*Exercise description*. Using the records provided below, locate and copy each line that contains the word "Calendar".

*Records shown*.

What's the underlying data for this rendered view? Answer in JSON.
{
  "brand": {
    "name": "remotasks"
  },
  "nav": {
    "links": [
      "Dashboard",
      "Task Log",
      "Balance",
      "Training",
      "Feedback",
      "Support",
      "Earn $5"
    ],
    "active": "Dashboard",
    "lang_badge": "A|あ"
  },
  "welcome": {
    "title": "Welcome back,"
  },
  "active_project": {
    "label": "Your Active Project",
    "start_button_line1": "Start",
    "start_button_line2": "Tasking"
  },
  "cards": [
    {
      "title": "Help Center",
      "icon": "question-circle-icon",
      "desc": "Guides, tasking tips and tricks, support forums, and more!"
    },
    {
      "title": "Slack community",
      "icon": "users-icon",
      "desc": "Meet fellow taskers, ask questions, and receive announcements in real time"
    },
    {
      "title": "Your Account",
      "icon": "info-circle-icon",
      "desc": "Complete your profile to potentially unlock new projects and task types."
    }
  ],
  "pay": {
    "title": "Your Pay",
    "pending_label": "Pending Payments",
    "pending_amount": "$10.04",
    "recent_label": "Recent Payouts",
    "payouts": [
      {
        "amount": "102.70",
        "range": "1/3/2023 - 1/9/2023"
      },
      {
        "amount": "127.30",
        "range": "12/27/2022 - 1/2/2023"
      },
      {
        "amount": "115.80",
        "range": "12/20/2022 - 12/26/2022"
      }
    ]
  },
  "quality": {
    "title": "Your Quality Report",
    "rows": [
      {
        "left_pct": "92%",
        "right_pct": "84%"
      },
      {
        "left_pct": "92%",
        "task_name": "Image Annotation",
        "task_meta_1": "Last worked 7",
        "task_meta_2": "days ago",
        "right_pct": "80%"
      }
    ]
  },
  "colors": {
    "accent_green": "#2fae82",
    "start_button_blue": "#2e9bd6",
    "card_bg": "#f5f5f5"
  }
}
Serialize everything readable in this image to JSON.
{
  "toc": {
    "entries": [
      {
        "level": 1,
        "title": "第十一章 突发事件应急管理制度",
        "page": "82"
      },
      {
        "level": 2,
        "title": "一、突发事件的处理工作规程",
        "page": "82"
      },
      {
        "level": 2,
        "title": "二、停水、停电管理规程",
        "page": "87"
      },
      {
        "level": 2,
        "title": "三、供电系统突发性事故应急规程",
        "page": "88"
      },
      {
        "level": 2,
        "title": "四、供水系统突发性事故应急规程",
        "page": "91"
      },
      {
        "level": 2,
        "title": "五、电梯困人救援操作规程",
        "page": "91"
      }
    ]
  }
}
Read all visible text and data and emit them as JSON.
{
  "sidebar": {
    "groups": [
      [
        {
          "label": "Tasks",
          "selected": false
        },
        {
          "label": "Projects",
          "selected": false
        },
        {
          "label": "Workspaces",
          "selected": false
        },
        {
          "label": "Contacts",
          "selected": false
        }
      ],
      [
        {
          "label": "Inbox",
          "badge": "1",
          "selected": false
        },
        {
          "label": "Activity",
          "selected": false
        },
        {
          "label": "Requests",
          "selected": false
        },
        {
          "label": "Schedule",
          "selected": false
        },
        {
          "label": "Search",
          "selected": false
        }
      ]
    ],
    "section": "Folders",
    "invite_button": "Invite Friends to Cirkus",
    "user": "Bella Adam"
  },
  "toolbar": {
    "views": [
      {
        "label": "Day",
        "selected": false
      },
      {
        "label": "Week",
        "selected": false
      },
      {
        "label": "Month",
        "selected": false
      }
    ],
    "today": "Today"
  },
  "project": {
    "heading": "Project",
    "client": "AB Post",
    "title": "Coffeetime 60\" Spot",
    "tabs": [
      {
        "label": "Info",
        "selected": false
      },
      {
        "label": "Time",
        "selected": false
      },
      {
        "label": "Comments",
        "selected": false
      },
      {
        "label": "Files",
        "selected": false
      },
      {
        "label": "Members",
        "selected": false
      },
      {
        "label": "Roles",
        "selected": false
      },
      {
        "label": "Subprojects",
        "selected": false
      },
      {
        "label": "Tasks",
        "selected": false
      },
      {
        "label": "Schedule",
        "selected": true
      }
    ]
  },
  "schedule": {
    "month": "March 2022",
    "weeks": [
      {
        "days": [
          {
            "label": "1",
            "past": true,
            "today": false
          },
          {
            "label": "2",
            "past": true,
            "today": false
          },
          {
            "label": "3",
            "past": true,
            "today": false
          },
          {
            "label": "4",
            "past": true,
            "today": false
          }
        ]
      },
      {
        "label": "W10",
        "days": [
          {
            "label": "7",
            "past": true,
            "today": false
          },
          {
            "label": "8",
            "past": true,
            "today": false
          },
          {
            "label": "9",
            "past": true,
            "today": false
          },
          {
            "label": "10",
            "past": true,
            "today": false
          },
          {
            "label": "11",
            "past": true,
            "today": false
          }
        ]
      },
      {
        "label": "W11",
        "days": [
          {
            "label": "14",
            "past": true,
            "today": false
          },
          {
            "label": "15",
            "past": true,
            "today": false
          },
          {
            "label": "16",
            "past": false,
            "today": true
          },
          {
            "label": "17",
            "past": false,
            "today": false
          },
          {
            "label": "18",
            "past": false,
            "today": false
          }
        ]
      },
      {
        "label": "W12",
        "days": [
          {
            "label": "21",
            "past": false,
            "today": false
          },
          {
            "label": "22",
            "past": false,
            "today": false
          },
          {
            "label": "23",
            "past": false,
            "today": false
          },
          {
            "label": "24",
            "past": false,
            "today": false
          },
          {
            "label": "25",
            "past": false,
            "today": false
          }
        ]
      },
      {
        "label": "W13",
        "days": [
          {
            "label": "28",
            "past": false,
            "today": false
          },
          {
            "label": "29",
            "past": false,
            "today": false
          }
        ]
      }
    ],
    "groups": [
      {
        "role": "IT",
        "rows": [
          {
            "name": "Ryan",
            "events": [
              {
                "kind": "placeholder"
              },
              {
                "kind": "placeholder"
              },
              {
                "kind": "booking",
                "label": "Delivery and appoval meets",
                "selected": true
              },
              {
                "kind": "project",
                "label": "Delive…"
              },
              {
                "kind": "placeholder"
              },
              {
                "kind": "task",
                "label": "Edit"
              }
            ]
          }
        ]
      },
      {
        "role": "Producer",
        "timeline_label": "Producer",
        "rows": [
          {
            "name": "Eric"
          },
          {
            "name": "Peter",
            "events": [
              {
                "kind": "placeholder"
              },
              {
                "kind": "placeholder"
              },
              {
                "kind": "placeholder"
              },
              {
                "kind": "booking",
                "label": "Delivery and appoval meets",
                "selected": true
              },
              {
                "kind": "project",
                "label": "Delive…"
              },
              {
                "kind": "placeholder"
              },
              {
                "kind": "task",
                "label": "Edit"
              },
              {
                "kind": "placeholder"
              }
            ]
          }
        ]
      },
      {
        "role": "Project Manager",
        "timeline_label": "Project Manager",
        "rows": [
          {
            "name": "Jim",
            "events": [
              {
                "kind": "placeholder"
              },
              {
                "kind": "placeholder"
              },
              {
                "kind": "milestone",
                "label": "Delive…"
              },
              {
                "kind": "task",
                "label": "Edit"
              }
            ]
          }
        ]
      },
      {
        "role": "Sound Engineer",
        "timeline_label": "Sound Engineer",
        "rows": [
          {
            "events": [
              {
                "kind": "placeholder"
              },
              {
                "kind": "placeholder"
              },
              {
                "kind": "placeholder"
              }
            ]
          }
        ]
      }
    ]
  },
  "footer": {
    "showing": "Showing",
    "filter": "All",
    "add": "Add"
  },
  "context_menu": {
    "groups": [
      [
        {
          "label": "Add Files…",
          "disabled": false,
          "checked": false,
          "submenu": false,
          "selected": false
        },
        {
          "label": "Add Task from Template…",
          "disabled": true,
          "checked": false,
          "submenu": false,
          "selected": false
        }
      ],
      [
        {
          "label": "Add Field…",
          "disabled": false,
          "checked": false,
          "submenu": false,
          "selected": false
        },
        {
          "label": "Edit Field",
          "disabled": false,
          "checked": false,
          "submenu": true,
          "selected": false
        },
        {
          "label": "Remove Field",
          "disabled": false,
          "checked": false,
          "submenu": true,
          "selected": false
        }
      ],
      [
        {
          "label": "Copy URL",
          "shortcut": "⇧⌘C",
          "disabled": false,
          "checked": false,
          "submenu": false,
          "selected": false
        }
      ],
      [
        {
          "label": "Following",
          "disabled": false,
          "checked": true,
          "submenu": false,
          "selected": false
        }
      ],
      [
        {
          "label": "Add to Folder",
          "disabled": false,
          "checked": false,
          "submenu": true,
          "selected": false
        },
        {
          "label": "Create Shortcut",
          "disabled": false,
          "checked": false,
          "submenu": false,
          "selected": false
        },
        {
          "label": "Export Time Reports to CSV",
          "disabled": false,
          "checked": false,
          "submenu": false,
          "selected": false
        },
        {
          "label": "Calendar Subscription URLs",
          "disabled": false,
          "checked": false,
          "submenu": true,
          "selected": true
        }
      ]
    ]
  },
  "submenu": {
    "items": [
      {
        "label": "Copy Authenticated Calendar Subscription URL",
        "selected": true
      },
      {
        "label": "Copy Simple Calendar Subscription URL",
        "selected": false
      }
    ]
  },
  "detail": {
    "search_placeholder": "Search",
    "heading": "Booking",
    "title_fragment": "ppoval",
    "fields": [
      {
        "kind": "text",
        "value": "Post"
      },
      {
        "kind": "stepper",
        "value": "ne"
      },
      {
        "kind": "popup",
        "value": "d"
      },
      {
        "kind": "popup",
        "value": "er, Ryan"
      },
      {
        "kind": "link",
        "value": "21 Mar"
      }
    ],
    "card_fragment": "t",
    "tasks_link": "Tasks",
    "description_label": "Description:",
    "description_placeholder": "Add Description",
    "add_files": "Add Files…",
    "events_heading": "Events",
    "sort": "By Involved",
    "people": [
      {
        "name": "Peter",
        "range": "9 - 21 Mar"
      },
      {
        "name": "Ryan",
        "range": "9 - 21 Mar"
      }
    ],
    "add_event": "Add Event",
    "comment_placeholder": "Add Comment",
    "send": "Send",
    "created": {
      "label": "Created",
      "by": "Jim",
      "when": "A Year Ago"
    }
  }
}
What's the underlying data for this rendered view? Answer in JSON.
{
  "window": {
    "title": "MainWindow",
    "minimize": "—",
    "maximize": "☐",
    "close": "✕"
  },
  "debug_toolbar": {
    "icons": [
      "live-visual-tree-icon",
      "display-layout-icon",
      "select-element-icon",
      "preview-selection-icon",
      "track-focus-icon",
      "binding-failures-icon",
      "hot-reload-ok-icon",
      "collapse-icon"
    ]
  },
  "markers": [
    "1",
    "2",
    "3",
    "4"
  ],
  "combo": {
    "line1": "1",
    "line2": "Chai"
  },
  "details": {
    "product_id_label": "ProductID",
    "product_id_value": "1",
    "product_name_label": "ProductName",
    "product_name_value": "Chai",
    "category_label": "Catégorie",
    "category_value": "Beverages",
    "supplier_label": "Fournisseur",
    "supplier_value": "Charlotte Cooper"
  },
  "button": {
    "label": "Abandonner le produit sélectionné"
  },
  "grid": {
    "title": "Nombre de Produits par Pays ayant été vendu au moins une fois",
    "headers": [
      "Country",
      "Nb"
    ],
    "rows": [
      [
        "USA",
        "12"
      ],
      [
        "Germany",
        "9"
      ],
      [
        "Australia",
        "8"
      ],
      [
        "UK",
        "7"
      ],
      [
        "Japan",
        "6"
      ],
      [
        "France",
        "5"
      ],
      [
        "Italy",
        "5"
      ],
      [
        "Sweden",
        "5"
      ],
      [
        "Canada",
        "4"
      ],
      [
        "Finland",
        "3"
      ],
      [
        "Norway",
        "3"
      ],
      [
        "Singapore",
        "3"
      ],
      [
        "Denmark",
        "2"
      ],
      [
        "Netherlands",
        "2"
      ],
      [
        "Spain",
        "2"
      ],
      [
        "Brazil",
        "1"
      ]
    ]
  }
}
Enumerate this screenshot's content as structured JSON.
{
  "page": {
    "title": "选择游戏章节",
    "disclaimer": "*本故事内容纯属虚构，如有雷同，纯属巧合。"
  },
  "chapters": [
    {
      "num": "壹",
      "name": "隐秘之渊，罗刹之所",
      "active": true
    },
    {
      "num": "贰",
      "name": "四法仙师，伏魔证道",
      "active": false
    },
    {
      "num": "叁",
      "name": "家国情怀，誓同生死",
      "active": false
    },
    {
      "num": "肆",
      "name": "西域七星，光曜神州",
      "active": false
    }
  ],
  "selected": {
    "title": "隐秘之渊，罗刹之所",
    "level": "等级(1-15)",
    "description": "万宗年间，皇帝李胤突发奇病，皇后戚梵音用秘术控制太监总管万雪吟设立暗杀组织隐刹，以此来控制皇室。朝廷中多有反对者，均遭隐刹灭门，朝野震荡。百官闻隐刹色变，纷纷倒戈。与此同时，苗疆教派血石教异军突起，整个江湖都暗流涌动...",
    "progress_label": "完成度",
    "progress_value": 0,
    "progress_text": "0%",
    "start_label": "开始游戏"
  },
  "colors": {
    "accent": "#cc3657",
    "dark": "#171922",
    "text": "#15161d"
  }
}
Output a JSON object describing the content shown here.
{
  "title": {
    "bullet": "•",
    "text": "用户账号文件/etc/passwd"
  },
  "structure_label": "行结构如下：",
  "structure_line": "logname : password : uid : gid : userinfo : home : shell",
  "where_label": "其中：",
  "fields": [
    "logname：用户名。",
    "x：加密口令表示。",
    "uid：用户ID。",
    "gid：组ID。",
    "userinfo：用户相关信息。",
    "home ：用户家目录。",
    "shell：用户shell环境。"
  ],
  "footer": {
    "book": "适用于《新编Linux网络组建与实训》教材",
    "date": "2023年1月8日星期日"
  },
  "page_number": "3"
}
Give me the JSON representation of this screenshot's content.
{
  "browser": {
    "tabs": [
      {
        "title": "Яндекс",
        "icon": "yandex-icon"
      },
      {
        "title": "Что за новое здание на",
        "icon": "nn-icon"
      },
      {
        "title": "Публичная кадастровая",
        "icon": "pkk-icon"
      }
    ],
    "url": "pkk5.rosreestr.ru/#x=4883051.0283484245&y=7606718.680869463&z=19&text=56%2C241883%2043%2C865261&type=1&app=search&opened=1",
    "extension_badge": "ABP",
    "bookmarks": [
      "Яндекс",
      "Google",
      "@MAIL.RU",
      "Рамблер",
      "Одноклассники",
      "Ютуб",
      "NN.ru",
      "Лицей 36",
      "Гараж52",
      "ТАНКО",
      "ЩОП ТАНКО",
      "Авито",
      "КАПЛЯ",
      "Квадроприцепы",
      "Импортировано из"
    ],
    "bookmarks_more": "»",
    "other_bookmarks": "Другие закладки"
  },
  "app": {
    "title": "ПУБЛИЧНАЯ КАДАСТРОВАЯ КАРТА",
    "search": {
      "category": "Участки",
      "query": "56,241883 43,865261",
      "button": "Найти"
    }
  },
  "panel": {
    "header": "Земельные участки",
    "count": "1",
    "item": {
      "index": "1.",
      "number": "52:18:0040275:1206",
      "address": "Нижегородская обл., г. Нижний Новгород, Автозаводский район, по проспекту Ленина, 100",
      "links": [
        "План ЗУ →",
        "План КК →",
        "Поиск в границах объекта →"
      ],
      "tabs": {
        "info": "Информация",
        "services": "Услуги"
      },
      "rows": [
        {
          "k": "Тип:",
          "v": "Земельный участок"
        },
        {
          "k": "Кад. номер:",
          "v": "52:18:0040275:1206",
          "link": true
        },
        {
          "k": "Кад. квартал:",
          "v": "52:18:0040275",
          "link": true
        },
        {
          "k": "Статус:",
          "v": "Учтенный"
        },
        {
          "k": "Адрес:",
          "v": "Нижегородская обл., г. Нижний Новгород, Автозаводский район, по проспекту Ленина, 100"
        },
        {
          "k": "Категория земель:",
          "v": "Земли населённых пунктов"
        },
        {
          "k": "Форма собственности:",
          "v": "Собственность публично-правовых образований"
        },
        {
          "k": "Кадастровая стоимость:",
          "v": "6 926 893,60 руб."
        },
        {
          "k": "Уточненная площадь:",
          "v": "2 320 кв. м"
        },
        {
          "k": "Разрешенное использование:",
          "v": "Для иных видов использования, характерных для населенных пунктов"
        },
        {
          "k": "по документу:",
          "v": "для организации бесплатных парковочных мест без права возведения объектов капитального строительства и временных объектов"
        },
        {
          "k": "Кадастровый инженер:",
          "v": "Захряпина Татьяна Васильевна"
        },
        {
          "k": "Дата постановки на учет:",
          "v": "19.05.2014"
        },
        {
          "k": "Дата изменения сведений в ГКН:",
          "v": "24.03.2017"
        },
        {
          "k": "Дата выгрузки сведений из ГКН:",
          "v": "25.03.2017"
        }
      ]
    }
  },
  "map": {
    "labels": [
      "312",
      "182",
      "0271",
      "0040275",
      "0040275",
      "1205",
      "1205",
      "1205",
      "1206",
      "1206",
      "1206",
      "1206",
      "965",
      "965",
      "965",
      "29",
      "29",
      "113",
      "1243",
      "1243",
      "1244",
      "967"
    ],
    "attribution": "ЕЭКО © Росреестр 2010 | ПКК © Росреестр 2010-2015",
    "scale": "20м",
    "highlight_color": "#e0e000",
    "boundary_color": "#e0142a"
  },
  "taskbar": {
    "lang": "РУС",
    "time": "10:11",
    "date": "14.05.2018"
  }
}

*Expected output*.
          "label": "Calendar Subscription URLs",
        "label": "Copy Authenticated Calendar Subscription URL",
        "label": "Copy Simple Calendar Subscription URL",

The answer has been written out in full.